=== Supplied data ===
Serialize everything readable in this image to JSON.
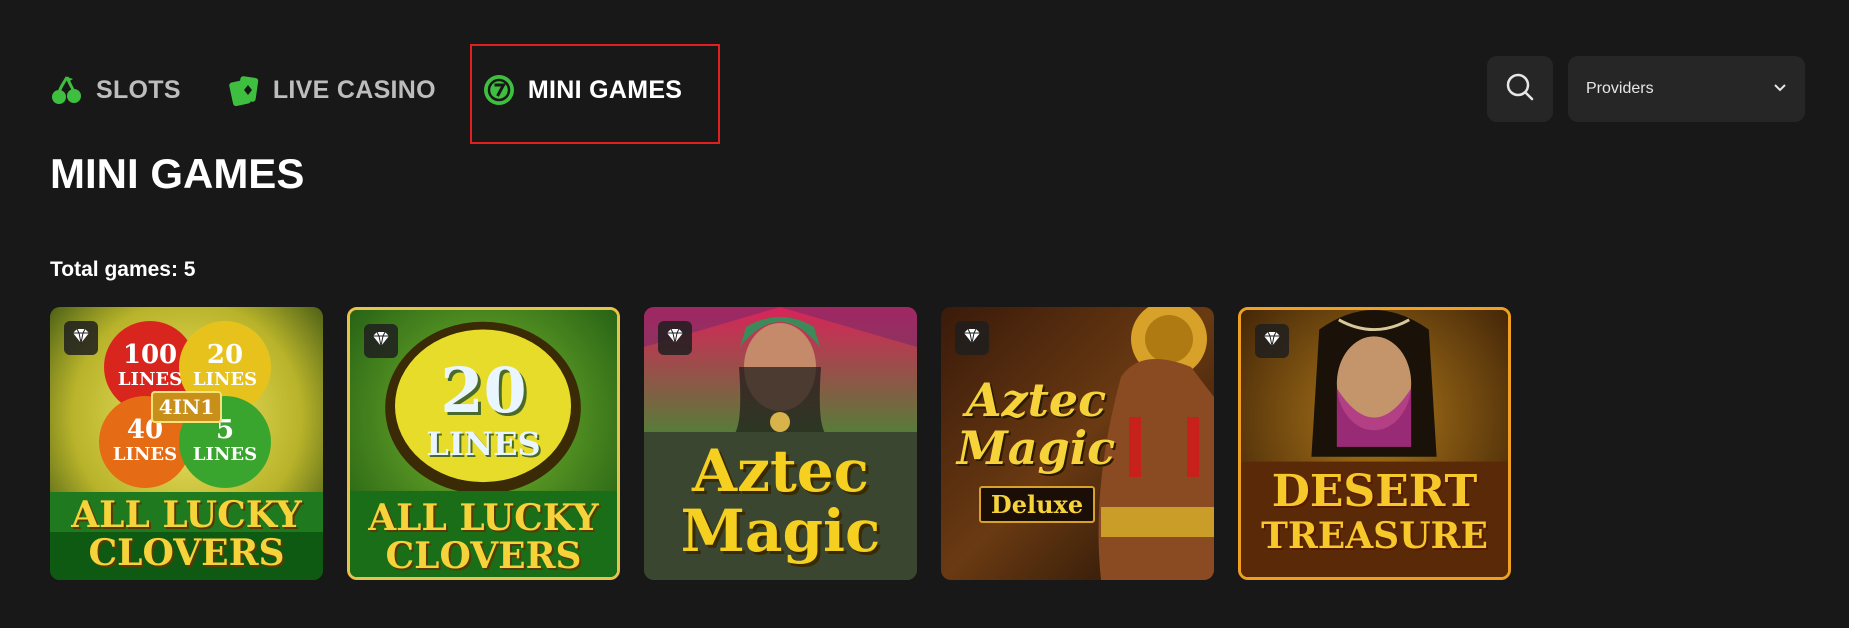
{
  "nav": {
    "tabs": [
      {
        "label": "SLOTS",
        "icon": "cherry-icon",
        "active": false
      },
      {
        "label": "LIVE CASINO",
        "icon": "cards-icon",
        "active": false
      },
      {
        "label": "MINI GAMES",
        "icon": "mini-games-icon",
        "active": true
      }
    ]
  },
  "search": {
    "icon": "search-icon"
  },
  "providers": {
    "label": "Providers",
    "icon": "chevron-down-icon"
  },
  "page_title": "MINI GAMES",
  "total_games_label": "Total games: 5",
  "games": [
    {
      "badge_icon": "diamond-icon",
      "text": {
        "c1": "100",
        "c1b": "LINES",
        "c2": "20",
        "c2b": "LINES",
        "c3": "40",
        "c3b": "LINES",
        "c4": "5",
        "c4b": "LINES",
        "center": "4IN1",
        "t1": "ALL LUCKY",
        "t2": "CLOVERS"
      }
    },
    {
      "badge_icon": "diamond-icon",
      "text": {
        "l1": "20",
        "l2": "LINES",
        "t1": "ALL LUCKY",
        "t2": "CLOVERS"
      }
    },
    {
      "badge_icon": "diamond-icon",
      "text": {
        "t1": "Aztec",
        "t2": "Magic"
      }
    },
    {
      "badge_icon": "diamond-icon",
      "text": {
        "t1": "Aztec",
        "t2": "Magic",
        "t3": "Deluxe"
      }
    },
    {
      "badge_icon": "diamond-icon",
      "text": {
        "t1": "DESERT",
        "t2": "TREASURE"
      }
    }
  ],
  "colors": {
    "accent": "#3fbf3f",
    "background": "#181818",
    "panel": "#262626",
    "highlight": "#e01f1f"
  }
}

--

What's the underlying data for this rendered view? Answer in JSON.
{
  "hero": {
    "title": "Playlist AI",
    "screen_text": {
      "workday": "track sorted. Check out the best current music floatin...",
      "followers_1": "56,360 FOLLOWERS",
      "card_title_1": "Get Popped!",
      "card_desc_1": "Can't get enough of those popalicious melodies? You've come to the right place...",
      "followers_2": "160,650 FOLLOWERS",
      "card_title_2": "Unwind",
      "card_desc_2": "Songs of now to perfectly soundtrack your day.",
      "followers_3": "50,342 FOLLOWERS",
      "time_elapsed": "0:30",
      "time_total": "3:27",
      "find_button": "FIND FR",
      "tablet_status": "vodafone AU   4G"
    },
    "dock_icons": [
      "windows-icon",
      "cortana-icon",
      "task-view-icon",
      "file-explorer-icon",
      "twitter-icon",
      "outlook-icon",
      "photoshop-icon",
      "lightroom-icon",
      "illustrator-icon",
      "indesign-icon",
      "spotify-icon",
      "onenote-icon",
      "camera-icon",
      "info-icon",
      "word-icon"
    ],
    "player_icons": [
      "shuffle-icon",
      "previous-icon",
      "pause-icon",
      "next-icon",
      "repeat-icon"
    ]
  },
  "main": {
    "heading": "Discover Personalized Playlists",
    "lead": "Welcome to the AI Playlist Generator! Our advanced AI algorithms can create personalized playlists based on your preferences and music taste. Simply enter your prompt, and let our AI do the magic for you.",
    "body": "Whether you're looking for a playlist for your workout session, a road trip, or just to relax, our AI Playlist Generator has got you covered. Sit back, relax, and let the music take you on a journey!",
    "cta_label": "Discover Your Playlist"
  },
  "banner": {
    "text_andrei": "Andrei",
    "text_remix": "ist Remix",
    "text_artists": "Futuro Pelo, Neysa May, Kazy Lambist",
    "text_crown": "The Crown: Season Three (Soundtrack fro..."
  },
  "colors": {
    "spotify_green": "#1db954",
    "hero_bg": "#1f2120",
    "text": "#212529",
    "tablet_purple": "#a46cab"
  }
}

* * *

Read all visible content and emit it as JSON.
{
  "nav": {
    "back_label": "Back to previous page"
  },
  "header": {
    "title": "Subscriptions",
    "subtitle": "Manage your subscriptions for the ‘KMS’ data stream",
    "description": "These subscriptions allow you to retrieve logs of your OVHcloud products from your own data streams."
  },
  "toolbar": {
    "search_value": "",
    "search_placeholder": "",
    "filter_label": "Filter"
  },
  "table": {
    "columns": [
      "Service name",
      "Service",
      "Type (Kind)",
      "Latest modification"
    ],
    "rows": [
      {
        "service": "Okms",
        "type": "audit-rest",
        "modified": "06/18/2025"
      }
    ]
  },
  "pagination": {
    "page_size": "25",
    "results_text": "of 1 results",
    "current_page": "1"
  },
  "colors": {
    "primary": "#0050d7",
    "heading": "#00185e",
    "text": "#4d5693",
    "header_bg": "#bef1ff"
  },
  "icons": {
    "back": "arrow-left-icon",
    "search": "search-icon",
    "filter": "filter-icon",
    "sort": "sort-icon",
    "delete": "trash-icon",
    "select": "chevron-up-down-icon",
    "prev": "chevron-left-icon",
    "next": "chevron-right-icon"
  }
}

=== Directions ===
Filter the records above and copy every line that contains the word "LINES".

=== Reply to the task ===
        "c1b": "LINES",
        "c2b": "LINES",
        "c3b": "LINES",
        "c4b": "LINES",
        "l2": "LINES",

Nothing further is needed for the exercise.